Depositions 101: The Basics and Ground Rules

If you are involved in a personal injury lawsuit you may be required have your deposition taken, as a personal injury lawyer Newport Beach CA trusts can explain. A deposition is an interview between yourself and a lawyer from the opposing side. During a deposition, the lawyer has the opportunity obtain your testimony through a series of questions that he or she has created. These questions will often be based around the injury or incident but may highlight other aspects if deemed as relevant by the interviewing attorney.

A deposition can be a stressful experience if you have never been in one because it may feel as though you are under scrutiny by the opposing attorney.  The majority of the deposition will consist of the opposing lawyer asking you a single question at a time. Your job as a deponent (one who is being deposed) is to answer these questions to the best of your ability, even if you may not remember everything.

Another major component of a deposition is the fact that a court reporter (also known as a stenographer) will be transcribing everything that is said “on the record” during the deposition. Afterwards, the court reporter will provide a deposition transcript that reads like a script. Some depositions may also be video or audio recorded and this can increase the anxiety.

For the average person, the legalese and rules of a deposition can make an already stressful situation even more unnerving. However, by understanding the basic ground rules of a deposition beforehand, you can ensure a smoother and less stressful experience.

  1. Each Question Must Receive an Audible Answer

Each question must receive a verbal answer because the court reporter must be able to hear your response in order to transcribe it to the deposition transcript. If you are nodding your head, using gestures, or otherwise answering questions without a verbal answer, the interviewing attorney will tell you that you must provide an audible answer. This also means that an answer such as “Uh huh” does not satisfy as an audible answer. You may use gestures and nod your head, but remember to couple this with a verbal response. 

  1. One Person May Speak at a Time

Only one person may speak at a time during a deposition. Not only is it impolite to interrupt but it causes confusion during a deposition. The court reporter must be able to clearly understand who is speaking in order to correctly transcribe what is being said. Imagine how confusing a script would read if everyone was constantly interrupting each other and speaking at the same time! Therefore, make sure you do not interrupt anyone while they are speaking or asking a question during the deposition.
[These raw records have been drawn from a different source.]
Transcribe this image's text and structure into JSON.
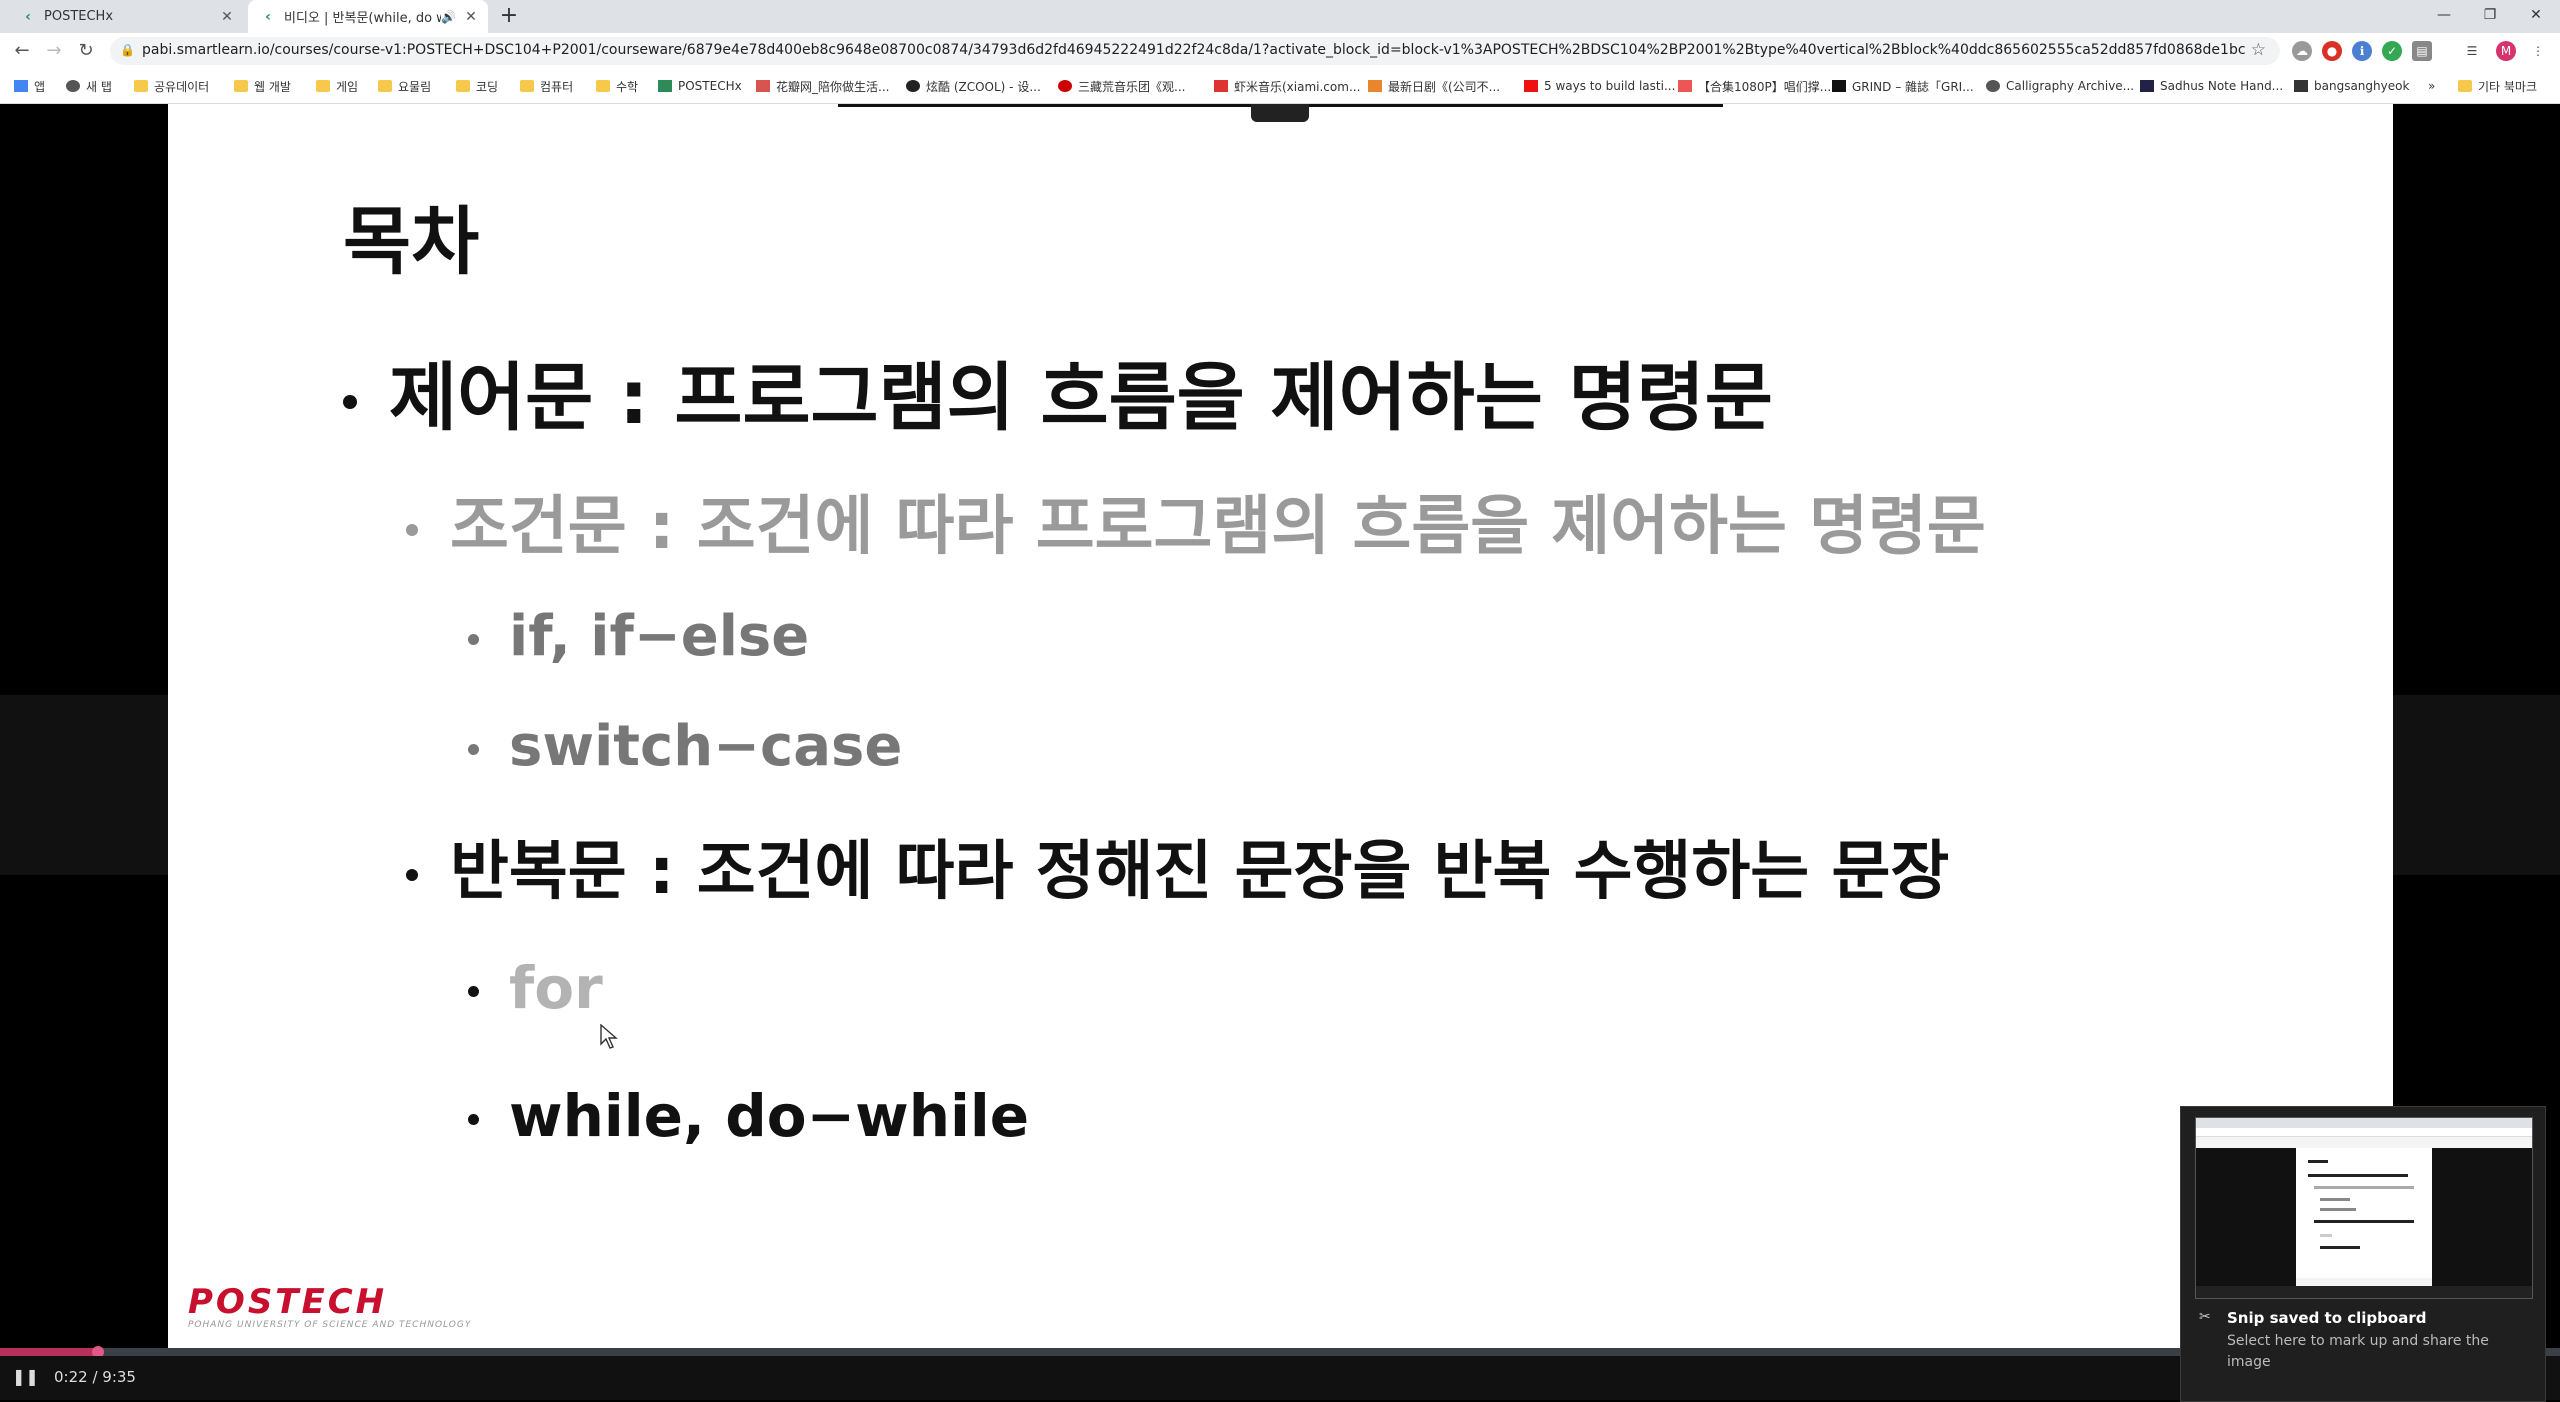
{
  "tabs": [
    {
      "title": "POSTECHx"
    },
    {
      "title": "비디오 | 반복문(while, do w"
    }
  ],
  "url": "pabi.smartlearn.io/courses/course-v1:POSTECH+DSC104+P2001/courseware/6879e4e78d400eb8c9648e08700c0874/34793d6d2fd46945222491d22f24c8da/1?activate_block_id=block-v1%3APOSTECH%2BDSC104%2BP2001%2Btype%40vertical%2Bblock%40ddc865602555ca52dd857fd0868de1bc",
  "bookmarks": [
    "앱",
    "새 탭",
    "공유데이터",
    "웹 개발",
    "게임",
    "요물림",
    "코딩",
    "컴퓨터",
    "수학",
    "POSTECHx",
    "花瓣网_陪你做生活...",
    "炫酷 (ZCOOL) - 设...",
    "三藏荒音乐团《观...",
    "虾米音乐(xiami.com...",
    "最新日剧《(公司不...",
    "5 ways to build lasti...",
    "【合集1080P】唱们撑...",
    "GRIND – 雜誌「GRI...",
    "Calligraphy Archive...",
    "Sadhus Note Hand...",
    "bangsanghyeok",
    "기타 북마크"
  ],
  "profile_initial": "M",
  "slide": {
    "title": "목차",
    "items": [
      "제어문 : 프로그램의 흐름을 제어하는 명령문",
      "조건문 : 조건에 따라 프로그램의 흐름을 제어하는 명령문",
      "if, if−else",
      "switch−case",
      "반복문 : 조건에 따라 정해진 문장을 반복 수행하는 문장",
      "for",
      "while, do−while"
    ],
    "logo": "POSTECH",
    "logo_sub": "POHANG UNIVERSITY OF SCIENCE AND TECHNOLOGY"
  },
  "player": {
    "time": "0:22 / 9:35",
    "progress_fraction": 0.0383
  },
  "notification": {
    "title": "Snip saved to clipboard",
    "body": "Select here to mark up and share the image"
  }
}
  1. Do Not Answer a Question Until it is Completely Asked

Be patient and wait for the attorney to ask their entire question before you answer it.  You do not always know where a question is going and what it will ask you to either confirm or admit.  Although it may be a natural habit to answer a question as soon as you know the answer to it – try to refrain.  You never know how much more of the question remains to be spoken. Prematurely answering a question may result in having to backtrack and change your answer, which will stall the deposition.

  1. Do Not Guess – But You Can Estimate

If you use the word “guess” when answering a question during your deposition, the interviewing attorney will request for you to provide more information 100% of the time.  The most important difference between a guess and estimate is the degree to which you are sure you are correct. An estimate is a rough approximation whereas a guess is often simply a shot in the dark.

A guess is an answer that is without enough information to be sure if it is correct or not. You cannot be held accountable to an answer of which you aren’t sure of how incorrect or correct you are because it wouldn’t make sense to hold someone to an answer they admittedly aren’t sure about.

An estimated answer is more reliable than a guessed answer because estimating requires you to roughly calculate or judge the value of something. Estimating will require you to provide at least some sort of thoughtful information.

Memories will fade over time. However, the attorney asking you questions will tell you that they are entitled to your best estimate with regard to dates, times, and speeds. Therefore, if you don’t know an answer then do not attempt to guess. Either say that you do not know, or attempt to provide an estimation of what you think the correct answer would be.

Bruno Nalu LawThanks to our friends and contributors from Bruno Nalu for their insight into depositions and personal injury practice.